Proposed diagnostic criteria for internet addiction
Article first published online: 5 FEB 2010
© 2010 The Authors. Journal compilation © 2010 Society for the Study of Addiction
Volume 105, Issue 3, pages 556–564, March 2010
How to Cite
Tao, R., Huang, X., Wang, J., Zhang, H., Zhang, Y. and Li, M. (2010), Proposed diagnostic criteria for internet addiction.
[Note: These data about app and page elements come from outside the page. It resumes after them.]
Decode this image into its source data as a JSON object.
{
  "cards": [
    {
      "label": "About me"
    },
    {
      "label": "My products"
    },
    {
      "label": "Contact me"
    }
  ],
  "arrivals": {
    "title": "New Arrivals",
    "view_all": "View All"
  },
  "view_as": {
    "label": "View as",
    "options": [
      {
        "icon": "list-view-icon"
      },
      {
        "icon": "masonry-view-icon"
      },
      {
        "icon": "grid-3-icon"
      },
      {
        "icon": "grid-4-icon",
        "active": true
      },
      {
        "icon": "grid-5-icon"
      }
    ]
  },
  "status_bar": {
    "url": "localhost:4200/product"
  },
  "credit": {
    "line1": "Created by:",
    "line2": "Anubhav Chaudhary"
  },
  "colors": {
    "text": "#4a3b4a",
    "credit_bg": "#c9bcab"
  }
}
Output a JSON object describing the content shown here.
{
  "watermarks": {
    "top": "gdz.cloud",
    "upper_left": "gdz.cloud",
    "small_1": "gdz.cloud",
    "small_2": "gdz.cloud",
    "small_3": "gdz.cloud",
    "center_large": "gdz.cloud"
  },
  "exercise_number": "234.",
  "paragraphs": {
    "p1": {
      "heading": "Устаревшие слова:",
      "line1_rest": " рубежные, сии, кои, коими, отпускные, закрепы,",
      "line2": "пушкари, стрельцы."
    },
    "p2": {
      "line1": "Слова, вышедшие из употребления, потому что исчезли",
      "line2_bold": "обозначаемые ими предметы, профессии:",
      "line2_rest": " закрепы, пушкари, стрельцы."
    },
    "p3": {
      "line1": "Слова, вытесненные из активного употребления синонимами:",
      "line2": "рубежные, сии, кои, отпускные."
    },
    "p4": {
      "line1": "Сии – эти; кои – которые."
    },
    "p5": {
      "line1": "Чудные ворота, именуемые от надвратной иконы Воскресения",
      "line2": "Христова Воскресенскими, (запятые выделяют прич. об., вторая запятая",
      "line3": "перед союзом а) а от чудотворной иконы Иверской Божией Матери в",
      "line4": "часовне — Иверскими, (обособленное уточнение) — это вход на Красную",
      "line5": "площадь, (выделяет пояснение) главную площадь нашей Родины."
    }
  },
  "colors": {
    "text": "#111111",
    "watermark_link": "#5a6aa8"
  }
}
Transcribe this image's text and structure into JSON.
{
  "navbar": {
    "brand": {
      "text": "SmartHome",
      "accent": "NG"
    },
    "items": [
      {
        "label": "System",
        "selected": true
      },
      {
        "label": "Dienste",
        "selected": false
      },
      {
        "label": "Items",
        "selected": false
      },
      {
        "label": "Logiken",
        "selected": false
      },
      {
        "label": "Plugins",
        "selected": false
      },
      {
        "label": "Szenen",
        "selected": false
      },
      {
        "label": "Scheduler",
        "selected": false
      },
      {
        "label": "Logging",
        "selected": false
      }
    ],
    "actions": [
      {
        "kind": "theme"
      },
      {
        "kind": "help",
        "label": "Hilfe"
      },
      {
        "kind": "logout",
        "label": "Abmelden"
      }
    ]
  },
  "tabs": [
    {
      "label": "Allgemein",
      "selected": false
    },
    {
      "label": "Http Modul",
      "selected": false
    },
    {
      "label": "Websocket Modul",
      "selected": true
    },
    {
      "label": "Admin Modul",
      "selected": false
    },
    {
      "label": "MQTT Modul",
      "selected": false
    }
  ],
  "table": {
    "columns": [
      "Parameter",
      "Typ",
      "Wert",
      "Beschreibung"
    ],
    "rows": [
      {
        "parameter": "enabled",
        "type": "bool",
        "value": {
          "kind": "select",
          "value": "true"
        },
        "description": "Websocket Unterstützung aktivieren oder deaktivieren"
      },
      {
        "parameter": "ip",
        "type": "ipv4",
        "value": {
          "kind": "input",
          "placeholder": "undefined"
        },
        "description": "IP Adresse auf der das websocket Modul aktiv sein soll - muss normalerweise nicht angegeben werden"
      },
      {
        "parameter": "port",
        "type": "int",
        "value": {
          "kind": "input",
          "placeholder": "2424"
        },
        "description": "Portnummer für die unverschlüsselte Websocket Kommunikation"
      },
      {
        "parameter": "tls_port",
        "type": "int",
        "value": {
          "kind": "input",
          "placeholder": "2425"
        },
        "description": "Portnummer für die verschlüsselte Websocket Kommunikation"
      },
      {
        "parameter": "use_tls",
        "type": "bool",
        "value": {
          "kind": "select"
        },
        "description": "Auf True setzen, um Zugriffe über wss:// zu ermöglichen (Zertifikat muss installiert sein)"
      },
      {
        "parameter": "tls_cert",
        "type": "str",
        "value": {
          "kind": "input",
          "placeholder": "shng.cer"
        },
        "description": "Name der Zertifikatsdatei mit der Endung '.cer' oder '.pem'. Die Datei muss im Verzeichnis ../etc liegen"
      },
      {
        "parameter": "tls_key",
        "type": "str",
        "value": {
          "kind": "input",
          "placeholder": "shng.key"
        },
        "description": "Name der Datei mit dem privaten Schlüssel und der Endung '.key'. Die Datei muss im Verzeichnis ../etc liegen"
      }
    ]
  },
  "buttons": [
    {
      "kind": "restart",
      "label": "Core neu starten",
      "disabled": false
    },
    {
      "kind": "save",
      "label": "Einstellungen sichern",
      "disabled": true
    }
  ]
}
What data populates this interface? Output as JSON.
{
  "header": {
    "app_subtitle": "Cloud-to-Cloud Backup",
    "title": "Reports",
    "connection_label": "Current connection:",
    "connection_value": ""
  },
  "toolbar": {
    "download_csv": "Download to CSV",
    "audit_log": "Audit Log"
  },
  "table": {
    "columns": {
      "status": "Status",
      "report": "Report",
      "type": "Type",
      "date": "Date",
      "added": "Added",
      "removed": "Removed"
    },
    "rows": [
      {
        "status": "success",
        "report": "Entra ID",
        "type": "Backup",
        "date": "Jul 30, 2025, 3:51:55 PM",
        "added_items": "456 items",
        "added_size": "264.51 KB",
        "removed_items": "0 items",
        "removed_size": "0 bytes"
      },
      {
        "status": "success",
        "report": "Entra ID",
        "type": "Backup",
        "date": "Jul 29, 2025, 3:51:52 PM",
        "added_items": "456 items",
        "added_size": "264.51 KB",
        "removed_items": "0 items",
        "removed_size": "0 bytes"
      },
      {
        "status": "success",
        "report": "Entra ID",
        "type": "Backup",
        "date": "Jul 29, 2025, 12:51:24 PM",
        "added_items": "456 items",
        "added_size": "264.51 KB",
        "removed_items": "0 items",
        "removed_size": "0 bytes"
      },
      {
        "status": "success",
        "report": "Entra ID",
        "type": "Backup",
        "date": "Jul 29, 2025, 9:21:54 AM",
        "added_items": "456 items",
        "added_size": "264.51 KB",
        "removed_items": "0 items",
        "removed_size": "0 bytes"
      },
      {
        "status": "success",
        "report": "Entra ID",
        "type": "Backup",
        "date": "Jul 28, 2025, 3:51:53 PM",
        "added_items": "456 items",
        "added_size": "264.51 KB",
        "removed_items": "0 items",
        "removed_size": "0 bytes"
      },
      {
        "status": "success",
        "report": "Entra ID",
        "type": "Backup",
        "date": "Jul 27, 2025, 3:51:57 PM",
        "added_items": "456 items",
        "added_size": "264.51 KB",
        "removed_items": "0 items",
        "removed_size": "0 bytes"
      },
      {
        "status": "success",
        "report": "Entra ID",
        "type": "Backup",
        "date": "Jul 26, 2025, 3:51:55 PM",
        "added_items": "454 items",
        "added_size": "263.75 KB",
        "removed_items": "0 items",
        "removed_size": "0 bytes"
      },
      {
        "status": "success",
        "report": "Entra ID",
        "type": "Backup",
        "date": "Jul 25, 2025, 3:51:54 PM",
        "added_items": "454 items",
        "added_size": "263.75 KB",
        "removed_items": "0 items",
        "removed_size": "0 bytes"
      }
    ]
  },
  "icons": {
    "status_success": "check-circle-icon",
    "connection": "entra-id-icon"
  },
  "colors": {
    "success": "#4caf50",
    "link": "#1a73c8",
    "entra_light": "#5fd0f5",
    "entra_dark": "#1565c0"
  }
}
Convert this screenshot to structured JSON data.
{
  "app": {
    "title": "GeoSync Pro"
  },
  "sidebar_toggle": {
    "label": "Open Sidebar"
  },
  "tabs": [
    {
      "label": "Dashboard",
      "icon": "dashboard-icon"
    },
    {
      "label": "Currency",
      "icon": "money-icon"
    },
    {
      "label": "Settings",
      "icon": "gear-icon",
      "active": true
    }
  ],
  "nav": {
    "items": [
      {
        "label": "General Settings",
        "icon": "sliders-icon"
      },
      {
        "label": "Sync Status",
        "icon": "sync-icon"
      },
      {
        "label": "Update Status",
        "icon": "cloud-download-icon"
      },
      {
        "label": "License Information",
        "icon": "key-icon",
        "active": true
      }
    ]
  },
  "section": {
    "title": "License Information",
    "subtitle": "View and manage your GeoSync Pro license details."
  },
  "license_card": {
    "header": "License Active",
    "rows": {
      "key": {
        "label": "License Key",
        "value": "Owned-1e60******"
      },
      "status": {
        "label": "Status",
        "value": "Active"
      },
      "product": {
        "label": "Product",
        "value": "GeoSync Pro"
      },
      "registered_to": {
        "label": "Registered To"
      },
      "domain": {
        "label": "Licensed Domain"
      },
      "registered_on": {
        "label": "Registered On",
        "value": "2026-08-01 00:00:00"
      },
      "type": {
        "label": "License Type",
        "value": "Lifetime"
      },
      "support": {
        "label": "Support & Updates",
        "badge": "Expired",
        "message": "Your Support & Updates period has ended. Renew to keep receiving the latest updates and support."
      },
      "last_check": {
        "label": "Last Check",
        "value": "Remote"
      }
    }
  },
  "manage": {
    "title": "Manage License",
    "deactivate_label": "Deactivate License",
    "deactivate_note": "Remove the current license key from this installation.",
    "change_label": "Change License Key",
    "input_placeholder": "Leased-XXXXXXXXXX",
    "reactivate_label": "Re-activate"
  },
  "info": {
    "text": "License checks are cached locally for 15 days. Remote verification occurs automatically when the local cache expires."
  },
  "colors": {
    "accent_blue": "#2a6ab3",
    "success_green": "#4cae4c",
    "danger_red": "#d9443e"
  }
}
Addiction, 105: 556–564. doi: 10.1111/j.1360-0443.2009.02828.x
- Issue published online: 5 FEB 2010
- Article first published online: 5 FEB 2010
- Submitted 27 March 2009; initial review completed 1 June 2009; final version accepted 23 September 2009
- Diagnostic criteria;
- internet addiction;
- inter-rater reliability;
- pathological internet use;
- symptom criterion;
Objective The objective of this study was to develop diagnostic criteria for internet addiction disorder (IAD) and to evaluate the validity of our proposed diagnostic criteria for discriminating non-dependent from dependent internet use in the general population.
Methods This study was conducted in three stages: the developmental stage (110 subjects in the survey group; 408 subjects in the training group), where items of the proposed diagnostic criteria were developed and tested; the validation stage (n = 405), where the proposed criteria were evaluated for criterion-related validity; and the clinical stage (n = 150), where the criteria and the global clinical impression of IAD were evaluated by more than one psychiatrist to determine inter-rater reliability.
Results The proposed internet addiction diagnostic criteria consisted of symptom criterion (seven clinical symptoms of IAD), clinically significant impairment criterion (functional and psychosocial impairments), course criterion (duration of addiction lasting at least 3 months, with at least 6 hours of non-essential internet usage per day) and exclusion criterion (exclusion of dependency attributed to psychotic disorders). A diagnostic score of 2 + 1, where the first two symptoms (preoccupation and withdrawal symptoms) and at least one of the five other symptoms (tolerance, lack of control, continued excessive use despite knowledge of negative effects/affects, loss of interests excluding internet, and use of the internet to escape or relieve a dysphoric mood) was established. Inter-rater reliability was 98%.
Conclusion Our findings suggest that the proposed diagnostic criteria may be useful for the standardization of diagnostic criteria for IAD.